I can say with confidence that Jesus is the way, the truth and the life, and that I follow Jesus with confidence into the mystery of God. In his book, Many Mansions, Harvey Cox, points to Jesus as the way, but he cautions us to remember that to be a disciple of Jesus, means: “not to emulate or mimic Jesus but to follow his way to live in our era the same way Jesus lived in his era—as a sing and servant of the reign of God. To follow Jesus requires us not to choose 12 disciples or to turn water into wine but to take his life project—making the coming of God’s reign of Shalom real and immediate—our own.”
Jesus is the way the truth and the life, those of us who believe this would do well to follow Jesus his way; with grace, mercy and love. Reaching out to those who follow different ways into the divine mystery of God, not to convert them to our way, but to learn from them and to share what we have learned, so that together we can evolve into a more perfect humanity. So that together in peace, we can really begin explore the wondrous marvels of the many dwelling places in the realm of our God.
Our world is changing at a rate unprecedented in human history. The black and white answers of the past must give way to the multicolored realities of the present.

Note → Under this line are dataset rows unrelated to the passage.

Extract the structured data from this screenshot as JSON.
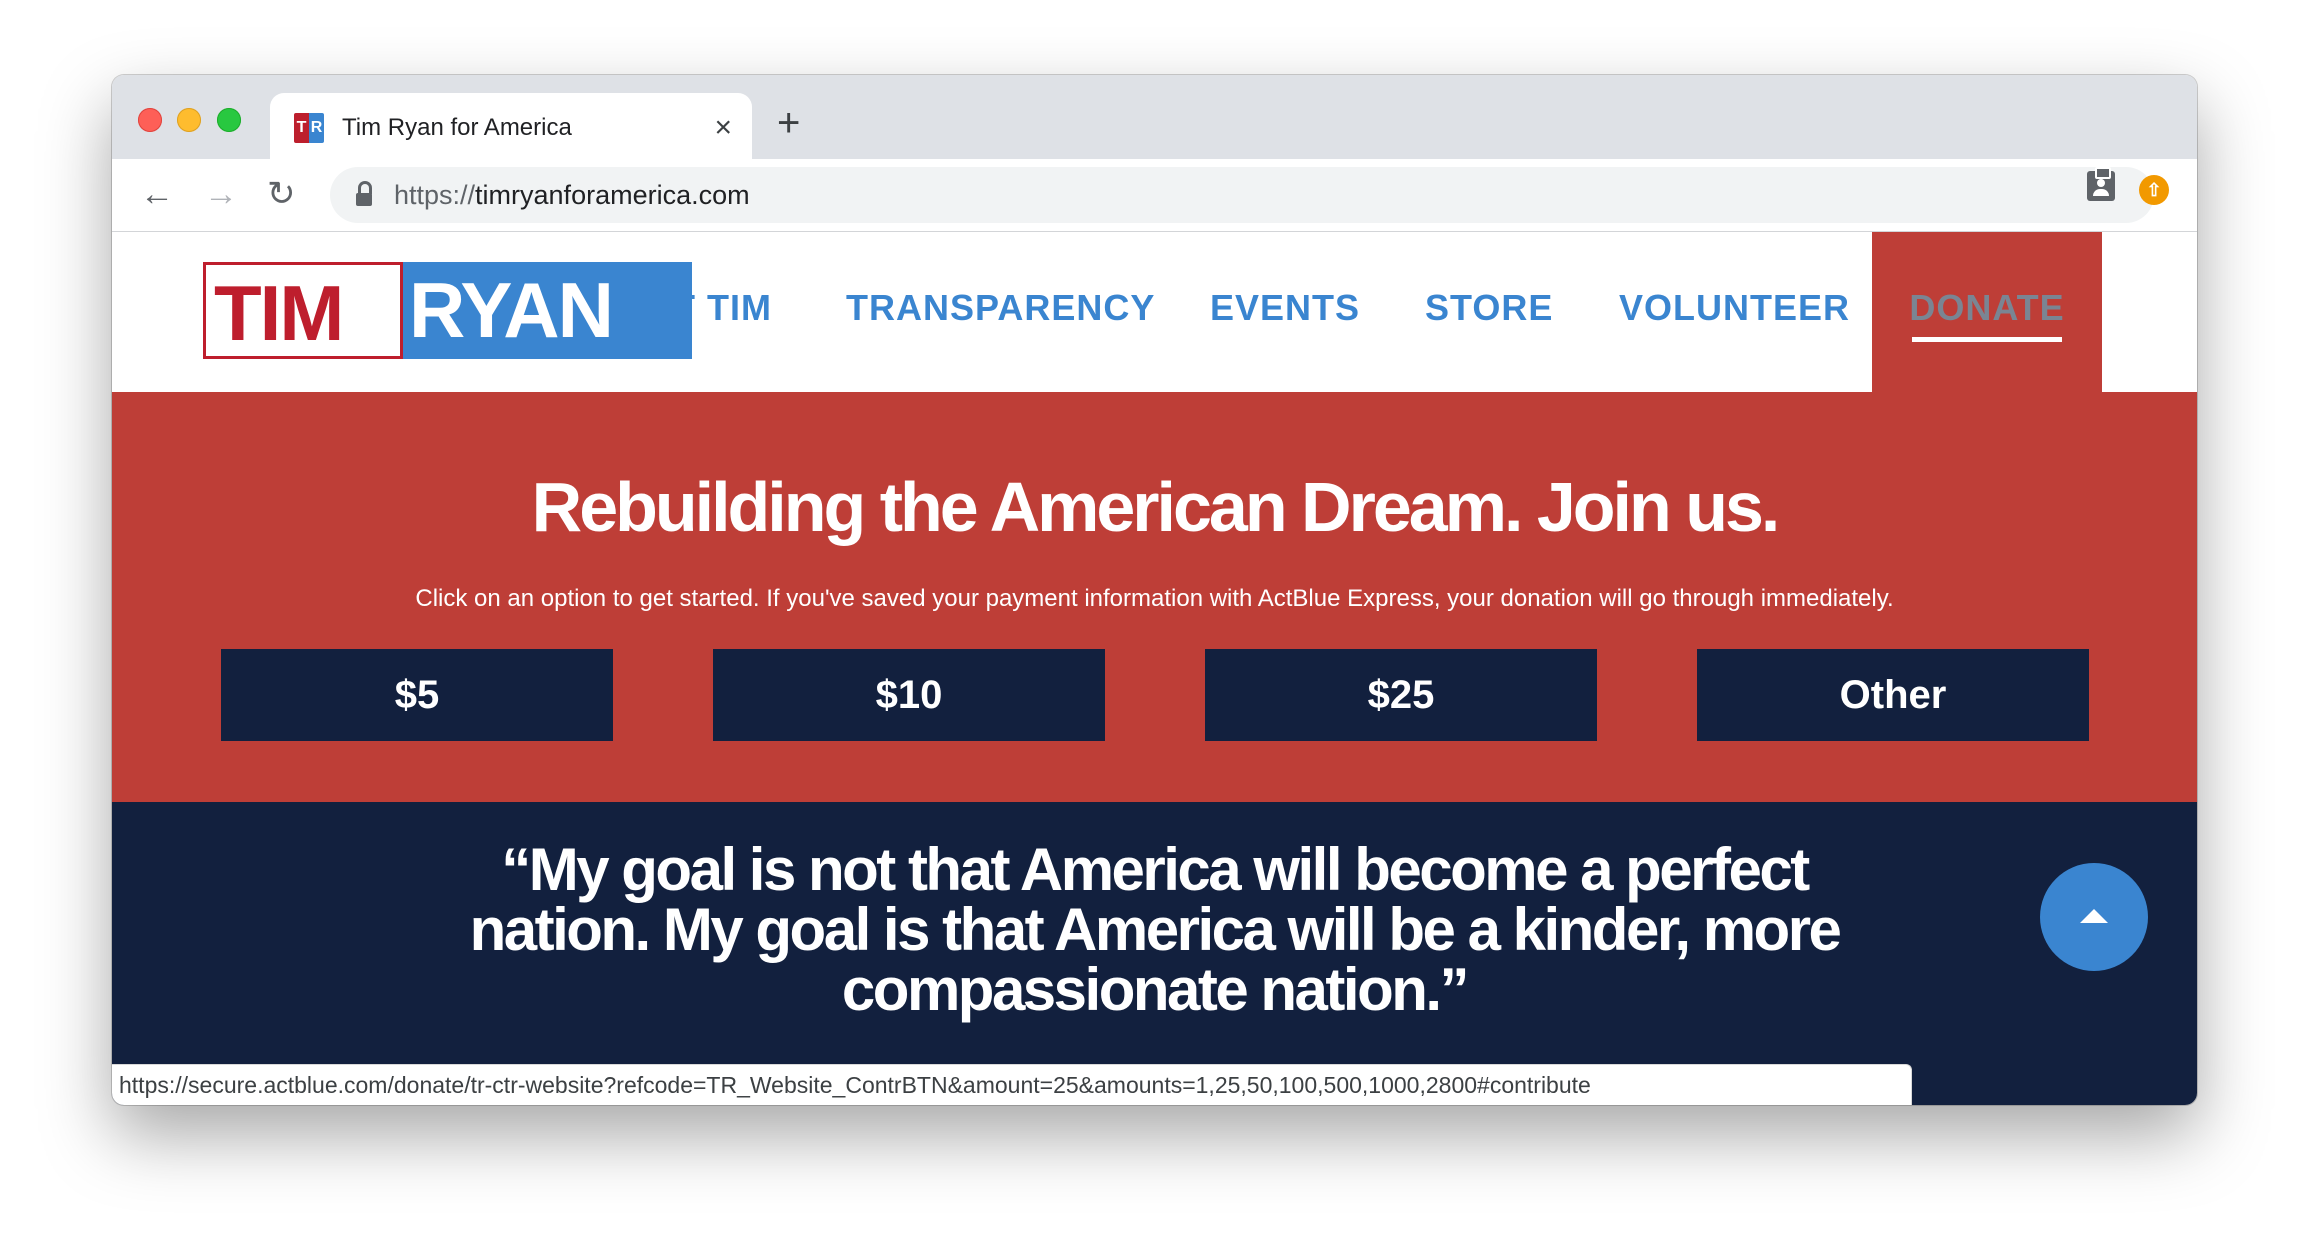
{
  "browser": {
    "tab_title": "Tim Ryan for America",
    "favicon_text": [
      "T",
      "R"
    ],
    "new_tab_symbol": "+",
    "close_symbol": "×",
    "url_scheme": "https://",
    "url_host": "timryanforamerica.com",
    "status_url": "https://secure.actblue.com/donate/tr-ctr-website?refcode=TR_Website_ContrBTN&amount=25&amounts=1,25,50,100,500,1000,2800#contribute"
  },
  "logo": {
    "first": "TIM",
    "last": "RYAN"
  },
  "nav": {
    "items": [
      "MEET TIM",
      "TRANSPARENCY",
      "EVENTS",
      "STORE",
      "VOLUNTEER"
    ],
    "donate": "DONATE"
  },
  "hero": {
    "headline": "Rebuilding the American Dream. Join us.",
    "subtext": "Click on an option to get started. If you've saved your payment information with ActBlue Express, your donation will go through immediately.",
    "amounts": [
      "$5",
      "$10",
      "$25",
      "Other"
    ]
  },
  "quote": {
    "text": "“My goal is not that America will become a perfect nation. My goal is that America will be a kinder, more compassionate nation.”"
  },
  "colors": {
    "brand_red": "#be3e37",
    "logo_red": "#be1e2d",
    "brand_blue": "#3a85d0",
    "navy": "#12203e"
  }
}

Those red-letter words of Jesus can and indeed must release their grip on our imaginations so that we can open ourselves to the more-than-factual, more-than-historical, more-than-metaphorical meanings of the ancient words that have been handed down to us. So, whether we read them in hues of green, orange, red, yellow, brown, blue, pink or maybe even fuchsia, aborigine or chartreuse they can open us to the reality of the One who is was and ever more shall be Love beyond the ability of our words to describe or contain. Let a rainbow of colour once more be a sign of Love’s promise to accompany us on our journey.
Once again I am indebted to the sacred trinity Spong, Crossan, and Borg for there ability to teach me to live in more vibrant hues!